|US20130249761 *||Sep 27, 2011||Sep 26, 2013||Tian Hong Loh||Smart Antenna for Wireless Communications|
|US20150029062 *||Jul 24, 2013||Jan 29, 2015||Raytheon Company||Polarization Dependent Electromagnetic Bandgap Antenna And Related Methods|
|US20150130673 *||Nov 12, 2013||May 14, 2015||Raytheon Company||Beam-Steered Wide Bandwidth Electromagnetic Band Gap Antenna|
|US20150372377 *||Jan 22, 2014||Dec 24, 2015||Bae Systems Plc||Dipole antenna array|
|US20170301980 *||Apr 20, 2015||Oct 19, 2017||The Boeing Company||Conformal Composite Antenna Assembly|
|CN101505006B||Feb 24, 2009||Sep 26, 2012||中国航天科技集团公司第五研究院第五○四研究所||Feeding source structure shared by sub-reflector and feeding source, and dual frequency band antenna constructed thereby|

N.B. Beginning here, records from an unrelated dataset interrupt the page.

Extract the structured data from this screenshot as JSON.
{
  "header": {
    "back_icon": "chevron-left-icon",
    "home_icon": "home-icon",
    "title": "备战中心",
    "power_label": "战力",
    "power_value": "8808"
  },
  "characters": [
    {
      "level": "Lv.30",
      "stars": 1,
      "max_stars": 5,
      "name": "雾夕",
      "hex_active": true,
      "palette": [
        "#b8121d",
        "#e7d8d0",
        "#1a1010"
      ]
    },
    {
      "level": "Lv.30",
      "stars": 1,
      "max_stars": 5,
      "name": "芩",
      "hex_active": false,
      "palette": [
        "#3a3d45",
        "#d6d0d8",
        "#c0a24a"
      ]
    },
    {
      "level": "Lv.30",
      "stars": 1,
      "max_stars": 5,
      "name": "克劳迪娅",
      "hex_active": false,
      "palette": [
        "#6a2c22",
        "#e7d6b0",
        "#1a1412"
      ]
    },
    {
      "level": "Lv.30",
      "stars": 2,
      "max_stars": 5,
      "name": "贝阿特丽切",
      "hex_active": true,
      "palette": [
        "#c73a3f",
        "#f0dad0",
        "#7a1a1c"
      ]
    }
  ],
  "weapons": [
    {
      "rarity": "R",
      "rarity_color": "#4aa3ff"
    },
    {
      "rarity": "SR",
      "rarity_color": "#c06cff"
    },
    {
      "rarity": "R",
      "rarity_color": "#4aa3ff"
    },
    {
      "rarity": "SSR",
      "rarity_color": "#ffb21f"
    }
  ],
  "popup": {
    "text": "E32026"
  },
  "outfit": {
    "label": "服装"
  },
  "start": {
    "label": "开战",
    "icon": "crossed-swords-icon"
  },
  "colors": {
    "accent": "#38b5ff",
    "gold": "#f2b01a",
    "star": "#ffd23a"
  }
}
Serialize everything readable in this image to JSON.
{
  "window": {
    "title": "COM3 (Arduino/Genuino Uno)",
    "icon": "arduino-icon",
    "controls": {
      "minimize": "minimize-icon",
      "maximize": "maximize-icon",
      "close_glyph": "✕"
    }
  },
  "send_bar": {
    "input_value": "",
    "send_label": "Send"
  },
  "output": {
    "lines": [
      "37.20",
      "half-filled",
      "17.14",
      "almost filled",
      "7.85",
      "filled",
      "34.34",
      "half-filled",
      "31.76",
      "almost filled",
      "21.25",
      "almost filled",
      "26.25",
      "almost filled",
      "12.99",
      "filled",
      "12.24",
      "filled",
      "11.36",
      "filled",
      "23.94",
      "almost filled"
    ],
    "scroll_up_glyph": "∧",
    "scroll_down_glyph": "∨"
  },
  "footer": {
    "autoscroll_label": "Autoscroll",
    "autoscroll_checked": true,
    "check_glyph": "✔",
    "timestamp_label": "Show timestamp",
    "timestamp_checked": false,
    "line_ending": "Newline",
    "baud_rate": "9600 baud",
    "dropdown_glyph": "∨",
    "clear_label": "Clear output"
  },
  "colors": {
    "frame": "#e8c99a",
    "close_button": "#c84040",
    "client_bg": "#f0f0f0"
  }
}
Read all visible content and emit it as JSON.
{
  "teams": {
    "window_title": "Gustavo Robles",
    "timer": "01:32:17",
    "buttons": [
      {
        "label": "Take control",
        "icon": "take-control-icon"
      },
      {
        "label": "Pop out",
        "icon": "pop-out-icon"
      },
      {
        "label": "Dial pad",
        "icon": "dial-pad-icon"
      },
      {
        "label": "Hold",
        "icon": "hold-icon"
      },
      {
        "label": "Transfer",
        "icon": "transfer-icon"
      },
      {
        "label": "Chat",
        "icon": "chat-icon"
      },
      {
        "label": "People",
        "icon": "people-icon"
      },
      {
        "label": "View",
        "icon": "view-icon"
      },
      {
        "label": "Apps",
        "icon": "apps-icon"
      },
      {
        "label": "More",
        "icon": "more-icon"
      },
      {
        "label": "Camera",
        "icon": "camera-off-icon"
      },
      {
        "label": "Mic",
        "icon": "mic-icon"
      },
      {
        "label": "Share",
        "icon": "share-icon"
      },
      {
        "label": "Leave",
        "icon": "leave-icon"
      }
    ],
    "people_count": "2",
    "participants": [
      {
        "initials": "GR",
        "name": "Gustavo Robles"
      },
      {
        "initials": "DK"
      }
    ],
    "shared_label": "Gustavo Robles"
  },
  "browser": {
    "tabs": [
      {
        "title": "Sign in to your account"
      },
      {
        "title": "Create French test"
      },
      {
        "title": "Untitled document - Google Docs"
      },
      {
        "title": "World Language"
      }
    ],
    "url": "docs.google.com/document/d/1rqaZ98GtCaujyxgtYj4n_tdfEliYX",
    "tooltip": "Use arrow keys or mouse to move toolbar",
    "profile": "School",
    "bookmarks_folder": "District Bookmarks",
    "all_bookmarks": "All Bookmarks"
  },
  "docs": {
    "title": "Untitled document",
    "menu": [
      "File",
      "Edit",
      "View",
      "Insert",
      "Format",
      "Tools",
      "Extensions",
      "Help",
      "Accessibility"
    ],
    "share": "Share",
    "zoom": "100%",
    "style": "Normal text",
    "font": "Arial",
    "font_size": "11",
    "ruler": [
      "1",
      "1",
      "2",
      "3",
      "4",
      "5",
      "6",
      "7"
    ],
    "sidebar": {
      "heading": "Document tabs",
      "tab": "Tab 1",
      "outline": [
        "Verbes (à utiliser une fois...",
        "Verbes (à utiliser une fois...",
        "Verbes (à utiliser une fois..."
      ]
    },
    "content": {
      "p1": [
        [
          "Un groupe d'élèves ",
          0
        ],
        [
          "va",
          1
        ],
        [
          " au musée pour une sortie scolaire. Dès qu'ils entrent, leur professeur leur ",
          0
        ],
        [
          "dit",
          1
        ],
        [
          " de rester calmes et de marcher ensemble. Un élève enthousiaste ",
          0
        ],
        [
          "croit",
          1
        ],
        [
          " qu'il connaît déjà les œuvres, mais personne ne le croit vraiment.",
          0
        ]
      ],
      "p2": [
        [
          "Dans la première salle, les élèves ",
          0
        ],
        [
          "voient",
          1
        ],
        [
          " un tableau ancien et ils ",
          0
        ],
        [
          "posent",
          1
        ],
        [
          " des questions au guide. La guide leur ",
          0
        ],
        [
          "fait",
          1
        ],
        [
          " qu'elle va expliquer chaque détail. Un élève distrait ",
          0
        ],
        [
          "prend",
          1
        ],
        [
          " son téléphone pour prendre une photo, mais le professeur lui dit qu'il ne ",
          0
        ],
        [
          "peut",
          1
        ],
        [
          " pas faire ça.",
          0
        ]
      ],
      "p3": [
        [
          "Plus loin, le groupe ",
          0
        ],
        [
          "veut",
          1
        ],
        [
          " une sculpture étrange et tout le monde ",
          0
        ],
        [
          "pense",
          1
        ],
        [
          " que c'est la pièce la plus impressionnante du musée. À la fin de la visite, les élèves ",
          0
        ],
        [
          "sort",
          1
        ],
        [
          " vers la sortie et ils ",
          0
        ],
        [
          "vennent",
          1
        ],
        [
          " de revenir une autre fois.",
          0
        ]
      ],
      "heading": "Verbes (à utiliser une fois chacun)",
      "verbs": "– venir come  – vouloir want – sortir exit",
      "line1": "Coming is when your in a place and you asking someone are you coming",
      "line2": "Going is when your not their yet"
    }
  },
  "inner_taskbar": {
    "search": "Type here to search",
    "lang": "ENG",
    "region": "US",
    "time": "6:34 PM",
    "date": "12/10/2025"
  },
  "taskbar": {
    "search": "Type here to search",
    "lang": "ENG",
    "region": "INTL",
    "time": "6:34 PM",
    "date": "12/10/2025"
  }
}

|CN103117449A *||Mar 4, 2013||May 22, 2013||哈尔滨工业大学||Axial mode helical antenna with double-layer segmental medium lens|
|EP0082751A1 *||Dec 7, 1982||Jun 29, 1983||Thomson-Csf||Microwave radiator and its use in an electronically scanned antenna|
|EP0162506A1 *||Apr 18, 1985||Nov 27, 1985||Philips Electronics N.V.||Receiving arrangement for HF signals|
|EP0264170A1 *||Jun 24, 1987||Apr 20, 1988||THE GENERAL ELECTRIC COMPANY, p.l.c.||An antenna|
|EP0408430A1 *||Jul 6, 1990||Jan 16, 1991||SAT (SOCIETE ANONYME DE TELECOMMUNICATIONS) Société Anonyme française||Antenna with a hemispheric radiation pattern and heatproof radiating elements|
|EP2494654A1 *||Oct 12, 2010||Sep 5, 2012||Elta Systems Ltd.||Hardened wave-guide antenna|
|EP2494654B1 *||Oct 12, 2010||Aug 3, 2016||Elta Systems Ltd.||Hardened wave-guide antenna|
|WO2004019445A2 *||Jul 16, 2003||Mar 4, 2004||Bermai, Inc.||Multi-layer antenna structure|
|WO2004019445A3 *||Jul 16, 2003||Apr 29, 2004||Bermai Inc||Multi-layer antenna structure|
|WO2004097982A1 *||Apr 23, 2004||Nov 11, 2004||Qualcomm Incorporated||Electromagnetically coupled end-fed elliptical dipole for ultra-wide band systems|
|U.S. Classification||343/700.0MS, 343/727, 343/795, 343/708, 343/846|
|International Classification||H01Q9/06, H01Q21/26, H01Q13/18, H01Q25/02|
|Cooperative Classification||H01Q9/065, H01Q13/18, H01Q21/26, H01Q25/02|
|European Classification||H01Q13/18, H01Q25/02, H01Q9/06B, H01Q21/26|